It is one of the greatest triumphs in Zulu history and the only battle in which spears and ox-hide shields annihilated the guns and cannons of the British army.
The event was also addressed by King Misuzulu kaZwelithini.
Zulu warrior, Muzi Nyandeni, said: “In fact we are here to celebrate the conquer of Zulu warriors, where Zulu conquered the white person.”
The Zulus were not professional soldiers, but under Shaka Zulu in the early 1800s had became very adept at war.
John Murphy his a Major in the Royal Welsh Army and took part in thee event.
“It’s important to commemorate the battle, because it’s such an important part of our history,” he said. “And it’s also important to both us and the Zulus and it’s commemorating fallen soldiers. Also reminds the soldiers that are serving now that it’s still important, that you are remembered for a long time.
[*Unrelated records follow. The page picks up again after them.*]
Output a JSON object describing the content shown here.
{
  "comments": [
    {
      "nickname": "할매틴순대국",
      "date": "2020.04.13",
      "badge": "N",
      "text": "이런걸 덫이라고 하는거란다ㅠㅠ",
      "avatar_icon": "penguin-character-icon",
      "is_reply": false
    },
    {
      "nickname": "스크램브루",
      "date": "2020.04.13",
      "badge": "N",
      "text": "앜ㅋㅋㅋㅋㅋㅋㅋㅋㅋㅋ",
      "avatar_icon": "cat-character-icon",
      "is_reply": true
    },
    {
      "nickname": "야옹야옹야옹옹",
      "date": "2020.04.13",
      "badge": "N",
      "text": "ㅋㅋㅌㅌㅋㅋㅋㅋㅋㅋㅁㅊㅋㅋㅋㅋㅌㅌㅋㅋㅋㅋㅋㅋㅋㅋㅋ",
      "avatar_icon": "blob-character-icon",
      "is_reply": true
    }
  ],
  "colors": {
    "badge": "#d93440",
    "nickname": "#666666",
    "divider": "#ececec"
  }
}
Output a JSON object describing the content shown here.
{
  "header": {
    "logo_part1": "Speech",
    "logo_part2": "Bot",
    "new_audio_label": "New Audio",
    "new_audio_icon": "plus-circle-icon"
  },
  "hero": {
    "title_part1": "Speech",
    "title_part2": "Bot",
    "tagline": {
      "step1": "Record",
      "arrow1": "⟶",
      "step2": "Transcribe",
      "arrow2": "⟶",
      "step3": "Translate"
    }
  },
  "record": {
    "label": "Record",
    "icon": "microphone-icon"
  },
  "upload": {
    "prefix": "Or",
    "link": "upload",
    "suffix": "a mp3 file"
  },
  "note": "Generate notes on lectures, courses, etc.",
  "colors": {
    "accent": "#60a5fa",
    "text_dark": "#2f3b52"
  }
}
So it’s really important to commemorate this battle.”
During the re-enactment many Zulus sang songs and paraded with traditional animal skins, bone necklaces and spears.
Gavin Slater, team leader of The Dundee Diehards re-enactment team, said he recognises how significant the event was.
“In fact Isandlwana is one of the most probably humiliating defeats of the British army ever,” he said.
On 21 January 1879, around 20,000 Zulu warriors attacked the British garrison.
Despite the defenders having rifles, the attackers forced them into a bloody battle and then defeated the colonial soldiers.
Out of 1,700 men at the Isandlwala garrison on the morning of the battle about 1,300 doom lay dead.
Victory is one of the most important sources of pride for Zulus.